Latin America

Guatemala: Stubborn Stain of Corruption

Women protest corruption in Guatemala City, March 20, 2002 (Photo: AFP).  

Public confidence in the administration of President Alfonso Portillo has eroded steadily as allegations of government corruption have multiplied in recent months, raising fears that Guatemala’s 1996 peace accord and fragile democratic institutions could be undermined by heightened political confrontation and violence. Recent action by the Bush administration to deny visas to several of Portillo’s closest political and security advisers has sent a clear message that U.S. support for further international assistance to Guatemala will be conditioned on concrete steps to eradicate official corruption.

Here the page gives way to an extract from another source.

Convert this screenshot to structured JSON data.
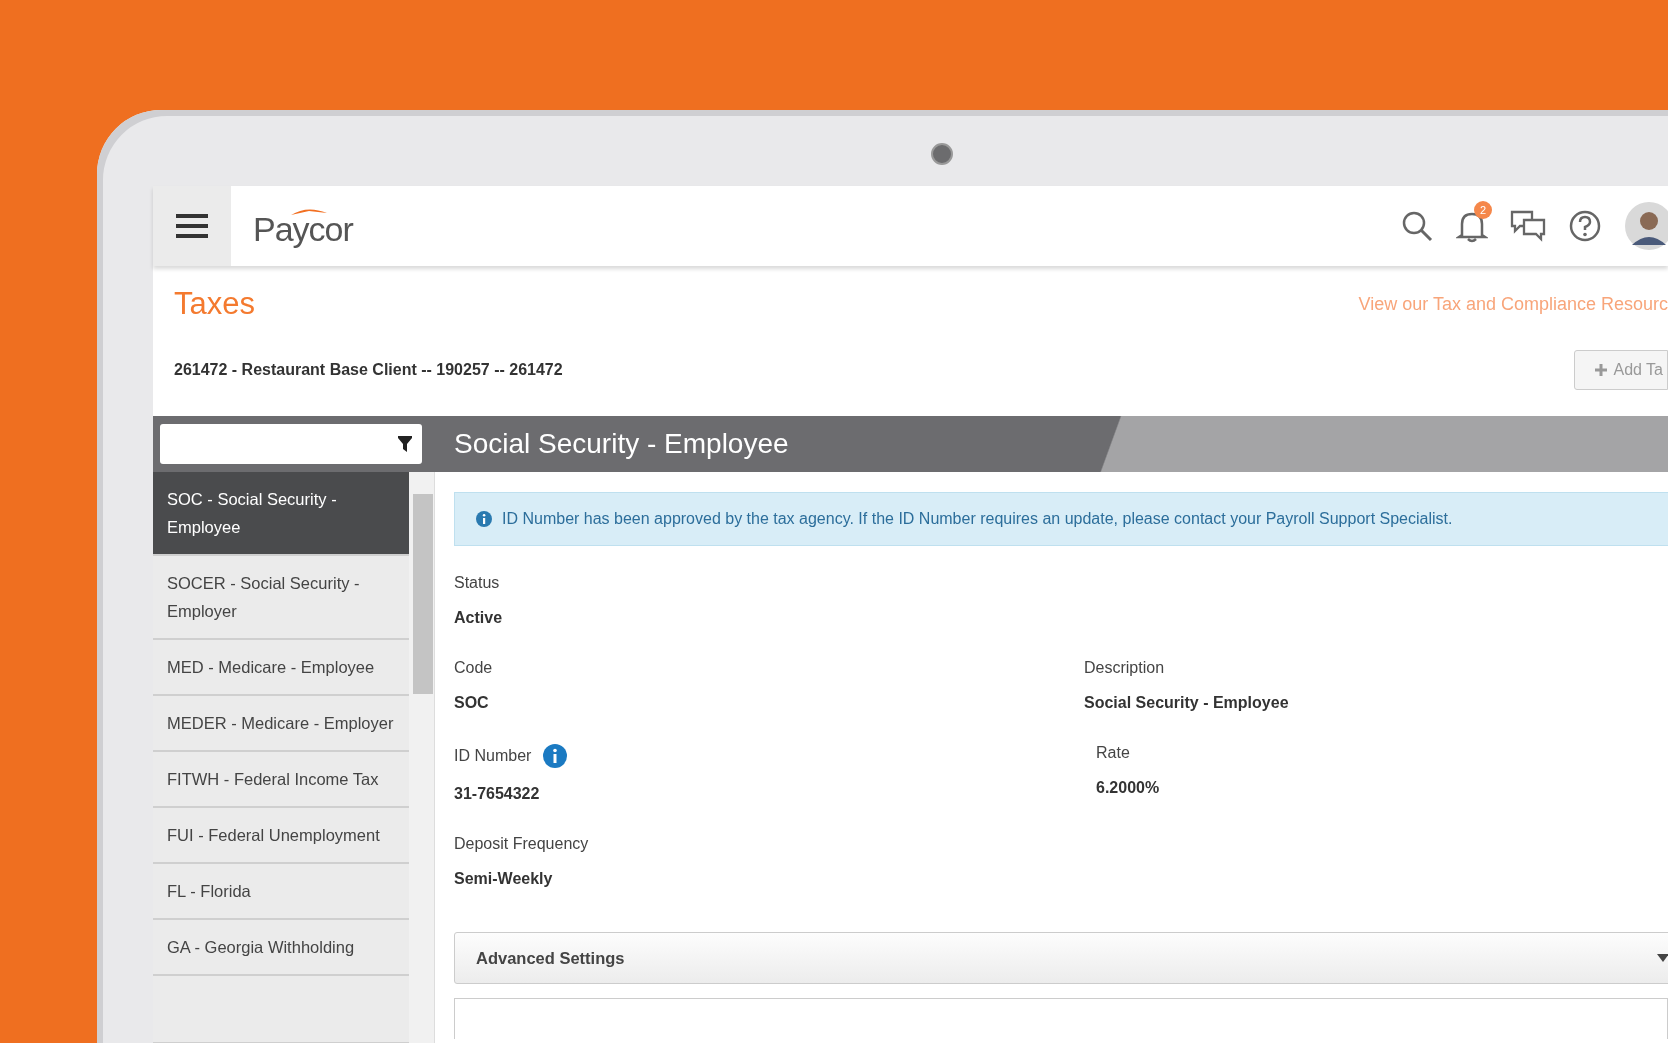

“Disgust is the least that we are feeling at the form in which society has been devalued, sinking in the plague of corruption that is not limited to the boundaries of the public sector but advances by giant strides due to the almost total absence of ethics in human relations,” La Hora of Guatemala City (April 4) lamented in an editorial. “It has been aptly said for many years that each people has the government that it deserves....Whether by sin of action or omission, Guatemalans have gone on tolerating the construction of a system that favors and encourages influence trafficking and flouting of the law with impunity.”

Reports in the Guatemalan and Panamanian press linking Portillo, Vice President Juan Francisco Reyes, and several other high government officials to offshore companies and bank accounts in Panama have drawn official denials and countercharges that the allegations are part of a coordinated opposition effort to destabilize and overthrow the Portillo regime.

Héctor Mauricio López Bonilla, a retired military officer and public relations consultant singled out by the administration as an alleged architect of “destabilization,” retorted in a column in Guatemala City’s Prensa Libre (April 4) that the government has responded to charges of corruption with “evasion, ridicule, or indifference....One always finds a justification for misconduct and arbitrariness....The country is sinking beneath the pressure of a partisan clientelism in which its leaders exercise unbridled power over the resources that belong to the nation.”

The assassination of a leading opposition figure, the kidnapping and subsequent release of the nation’s central bank president, and a flurry of anti-Portillo street demonstrations during March further deepened political tensions. Columnist Alejandro Giammattei argued in Prensa Libre (April 4), “It is necessary to maintain moral legitimacy to govern....If democracy is to elect government officials so that they can do as they wish, and one must remain complacent at the looting of the country and even be thankful that something is left..., then I do not want to live in that democracy.”

But Oscar Clemente Marroquín, columnist in La Hora (April 13), cautioned that escalating pressure on Portillo to stand down offers no guarantee that a new regime would bring an end to decades of official corruption. “For years we have been betting that the country will improve with a change of government, but experience shows that it is absurd to believe that substituting the personalities signifies the abolition of the old ills,” Marroquín wrote.